It finds acceleration.
Watson proposed what he calls "improved techniques" to measure real-time velocity and acceleration, and does so for five sets of global mean sea level (GMSL) data, each of which used a different technique. One is Church and White 2011, and you can see the rest below. Watson says existing estimates of sea level acceleration rely on a simple second-order polynomial fit to the entire dataset, then taking twice the coefficient of the quadratic term.
That's what I did here, and found a positive but small acceleration of sea level rise. Using the latest Aviso and CU data, which go through March, I find accelerations now of 0.036 and 0.028 mm/yr2, respectively.

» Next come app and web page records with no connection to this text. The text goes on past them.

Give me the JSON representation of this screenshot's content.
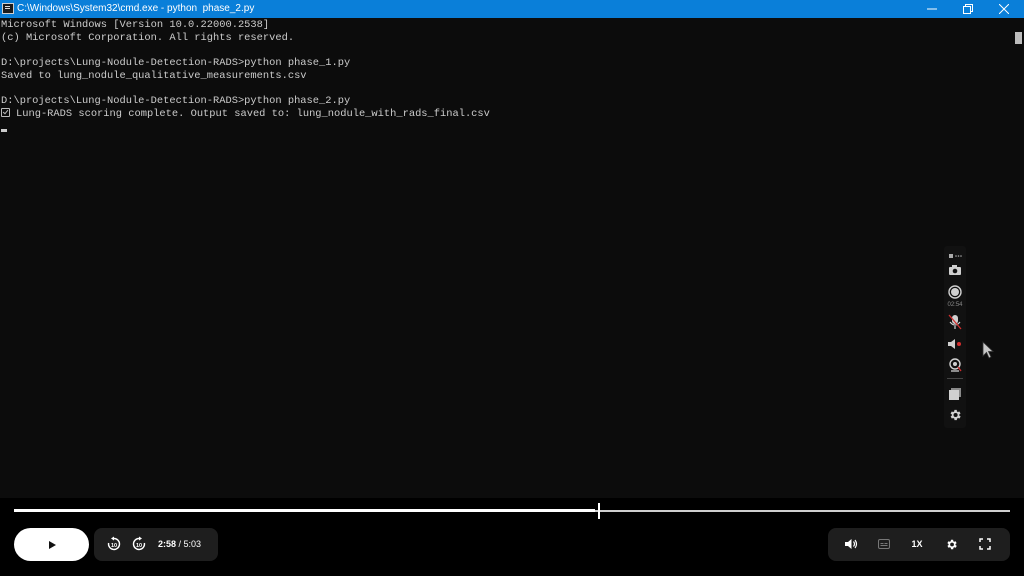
{
  "window": {
    "title": "C:\\Windows\\System32\\cmd.exe - python  phase_2.py",
    "buttons": [
      "minimize-icon",
      "restore-icon",
      "close-icon"
    ]
  },
  "terminal": {
    "lines": [
      "Microsoft Windows [Version 10.0.22000.2538]",
      "(c) Microsoft Corporation. All rights reserved.",
      "",
      "D:\\projects\\Lung-Nodule-Detection-RADS>python phase_1.py",
      "Saved to lung_nodule_qualitative_measurements.csv",
      "",
      "D:\\projects\\Lung-Nodule-Detection-RADS>python phase_2.py",
      "Lung-RADS scoring complete. Output saved to: lung_nodule_with_rads_final.csv"
    ],
    "check_icon_line": 7,
    "colors": {
      "background": "#0c0c0c",
      "text": "#cccccc"
    }
  },
  "capture_toolbar": {
    "timer": "02:54",
    "icons": [
      "more-icon",
      "camera-icon",
      "record-icon",
      "microphone-icon",
      "speaker-icon",
      "webcam-icon",
      "window-icon",
      "gear-icon"
    ]
  },
  "player": {
    "current_time": "2:58",
    "duration": "/ 5:03",
    "progress_fraction": 0.5875,
    "speed": "1X",
    "icons": [
      "play-icon",
      "rewind-10-icon",
      "forward-10-icon",
      "volume-icon",
      "captions-icon",
      "settings-icon",
      "fullscreen-icon"
    ]
  },
  "colors": {
    "titlebar": "#0a7fd9",
    "accent": "#ffffff"
  }
}
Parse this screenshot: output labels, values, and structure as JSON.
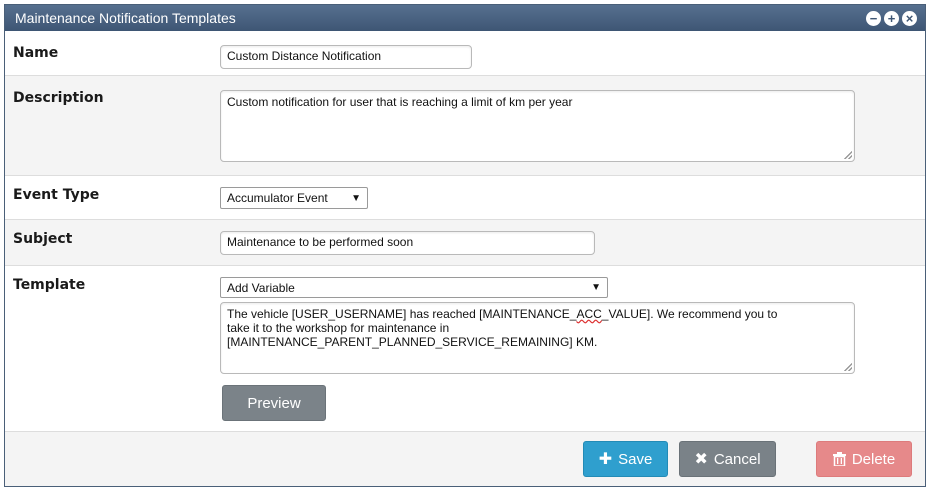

Rahmstorf and Vermeer faulted the quadratic regression technique, "due to...focusing on records that are either too short or only regional in character, and on their specific focus on acceleration since the year 1930, which represents a unique minimum in the acceleration curve."
Watson tries to improve the temporal resolution of the data values. He does this by doing spectral analysis on the data, and finds signals "that have oscillations with a period of the order of ≈40 to 70 years." He thus isolates these slowly varying trends from the respective GMSL reconstructions, gets a much smoother dataset, and takes the first and second derivatives of a cubic fit. That's as far as I'm going into the weeds.
Here are his results (note: they're for maximum values, not the values at the end of the datasets.)
The data identifiers come from Church and White , Jevrejeva et al. , Hay et al. , Ray and Douglas , and Wenzel and Schröter , with the last two numbers representing the end year of the data.
Ignoring the slightly different endpoints, that's an average maximum of 0.101 mm/yr2. J10 looks pretty out of whack.
And Watson finds a rate of sea level rise that is about what I find from a quadratic fit to the Aviso data, which at the end of 2014 was 3.18 mm/yr. Watson says "the application of these improved techniques suggests that current (≈2010 to 2014) rates of GMSL rise could be of the order of 3.08±0.31 to 3.52±0.03 mm/yr (95% ci) and rising with strong evidence of a recent acceleration commencing around 1982–1985."
Here are his results in graphical form, over time (thus, not maximum values).
As far as I see he didn't provide an acceleration up to 2014, as he did for velocity. Acceleration looks clearly affected by the 1998 El Nino, and probably is lately too.